Entries from a dataset of interfaces:
++++++

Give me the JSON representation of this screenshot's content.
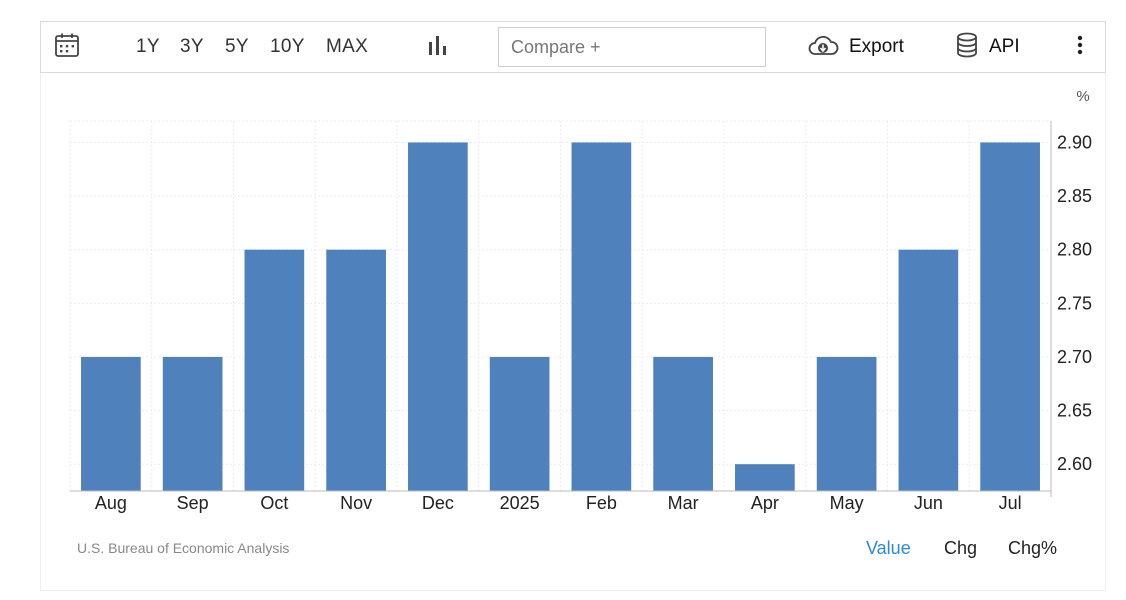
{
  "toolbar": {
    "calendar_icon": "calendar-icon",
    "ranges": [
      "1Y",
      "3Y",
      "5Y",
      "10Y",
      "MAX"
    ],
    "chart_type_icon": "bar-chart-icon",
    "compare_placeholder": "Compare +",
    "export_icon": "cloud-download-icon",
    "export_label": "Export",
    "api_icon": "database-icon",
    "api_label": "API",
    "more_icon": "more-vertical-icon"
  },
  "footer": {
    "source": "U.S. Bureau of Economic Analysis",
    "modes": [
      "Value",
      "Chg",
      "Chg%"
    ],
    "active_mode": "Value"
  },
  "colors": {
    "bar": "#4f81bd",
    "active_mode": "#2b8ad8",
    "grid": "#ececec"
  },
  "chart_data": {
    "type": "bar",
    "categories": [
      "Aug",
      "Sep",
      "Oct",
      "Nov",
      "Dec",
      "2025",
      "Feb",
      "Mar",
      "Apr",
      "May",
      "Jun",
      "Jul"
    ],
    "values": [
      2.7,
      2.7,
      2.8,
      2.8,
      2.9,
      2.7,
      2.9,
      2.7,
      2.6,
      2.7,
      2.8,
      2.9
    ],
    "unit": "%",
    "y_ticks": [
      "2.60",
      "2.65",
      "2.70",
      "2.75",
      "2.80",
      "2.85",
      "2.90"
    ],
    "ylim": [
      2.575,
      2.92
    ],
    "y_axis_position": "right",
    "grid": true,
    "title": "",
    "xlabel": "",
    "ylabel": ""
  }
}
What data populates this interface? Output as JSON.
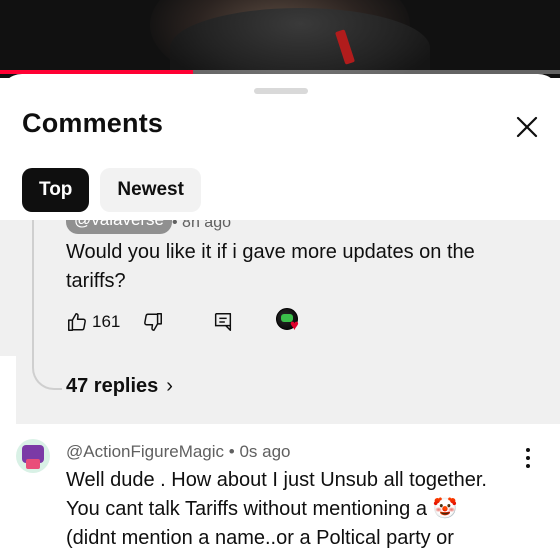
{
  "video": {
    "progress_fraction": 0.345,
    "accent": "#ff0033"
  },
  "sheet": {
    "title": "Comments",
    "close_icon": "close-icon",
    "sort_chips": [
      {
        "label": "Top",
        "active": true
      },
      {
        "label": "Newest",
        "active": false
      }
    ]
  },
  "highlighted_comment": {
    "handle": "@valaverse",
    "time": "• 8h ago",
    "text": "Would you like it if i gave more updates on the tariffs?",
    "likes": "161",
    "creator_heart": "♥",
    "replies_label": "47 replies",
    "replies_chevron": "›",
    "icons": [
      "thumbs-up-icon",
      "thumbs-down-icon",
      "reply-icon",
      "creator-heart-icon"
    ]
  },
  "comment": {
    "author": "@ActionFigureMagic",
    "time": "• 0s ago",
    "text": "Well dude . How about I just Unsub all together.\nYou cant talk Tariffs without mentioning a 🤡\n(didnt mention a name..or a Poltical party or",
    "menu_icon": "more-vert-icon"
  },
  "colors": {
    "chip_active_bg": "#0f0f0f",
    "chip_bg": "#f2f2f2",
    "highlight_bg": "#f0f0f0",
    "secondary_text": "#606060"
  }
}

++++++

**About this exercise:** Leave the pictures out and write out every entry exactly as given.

**Task response:**
Give me the JSON representation of this screenshot's content.
{
  "toolbar": {
    "calendar_icon": "calendar-icon",
    "ranges": [
      "1Y",
      "3Y",
      "5Y",
      "10Y",
      "MAX"
    ],
    "chart_type_icon": "bar-chart-icon",
    "compare_placeholder": "Compare +",
    "export_icon": "cloud-download-icon",
    "export_label": "Export",
    "api_icon": "database-icon",
    "api_label": "API",
    "more_icon": "more-vertical-icon"
  },
  "footer": {
    "source": "U.S. Bureau of Economic Analysis",
    "modes": [
      "Value",
      "Chg",
      "Chg%"
    ],
    "active_mode": "Value"
  },
  "colors": {
    "bar": "#4f81bd",
    "active_mode": "#2b8ad8",
    "grid": "#ececec"
  },
  "chart_data": {
    "type": "bar",
    "categories": [
      "Aug",
      "Sep",
      "Oct",
      "Nov",
      "Dec",
      "2025",
      "Feb",
      "Mar",
      "Apr",
      "May",
      "Jun",
      "Jul"
    ],
    "values": [
      2.7,
      2.7,
      2.8,
      2.8,
      2.9,
      2.7,
      2.9,
      2.7,
      2.6,
      2.7,
      2.8,
      2.9
    ],
    "unit": "%",
    "y_ticks": [
      "2.60",
      "2.65",
      "2.70",
      "2.75",
      "2.80",
      "2.85",
      "2.90"
    ],
    "ylim": [
      2.575,
      2.92
    ],
    "y_axis_position": "right",
    "grid": true,
    "title": "",
    "xlabel": "",
    "ylabel": ""
  }
}
What data populates this interface? Output as JSON.
{
  "video": {
    "progress_fraction": 0.345,
    "accent": "#ff0033"
  },
  "sheet": {
    "title": "Comments",
    "close_icon": "close-icon",
    "sort_chips": [
      {
        "label": "Top",
        "active": true
      },
      {
        "label": "Newest",
        "active": false
      }
    ]
  },
  "highlighted_comment": {
    "handle": "@valaverse",
    "time": "• 8h ago",
    "text": "Would you like it if i gave more updates on the tariffs?",
    "likes": "161",
    "creator_heart": "♥",
    "replies_label": "47 replies",
    "replies_chevron": "›",
    "icons": [
      "thumbs-up-icon",
      "thumbs-down-icon",
      "reply-icon",
      "creator-heart-icon"
    ]
  },
  "comment": {
    "author": "@ActionFigureMagic",
    "time": "• 0s ago",
    "text": "Well dude . How about I just Unsub all together.\nYou cant talk Tariffs without mentioning a 🤡\n(didnt mention a name..or a Poltical party or",
    "menu_icon": "more-vert-icon"
  },
  "colors": {
    "chip_active_bg": "#0f0f0f",
    "chip_bg": "#f2f2f2",
    "highlight_bg": "#f0f0f0",
    "secondary_text": "#606060"
  }
}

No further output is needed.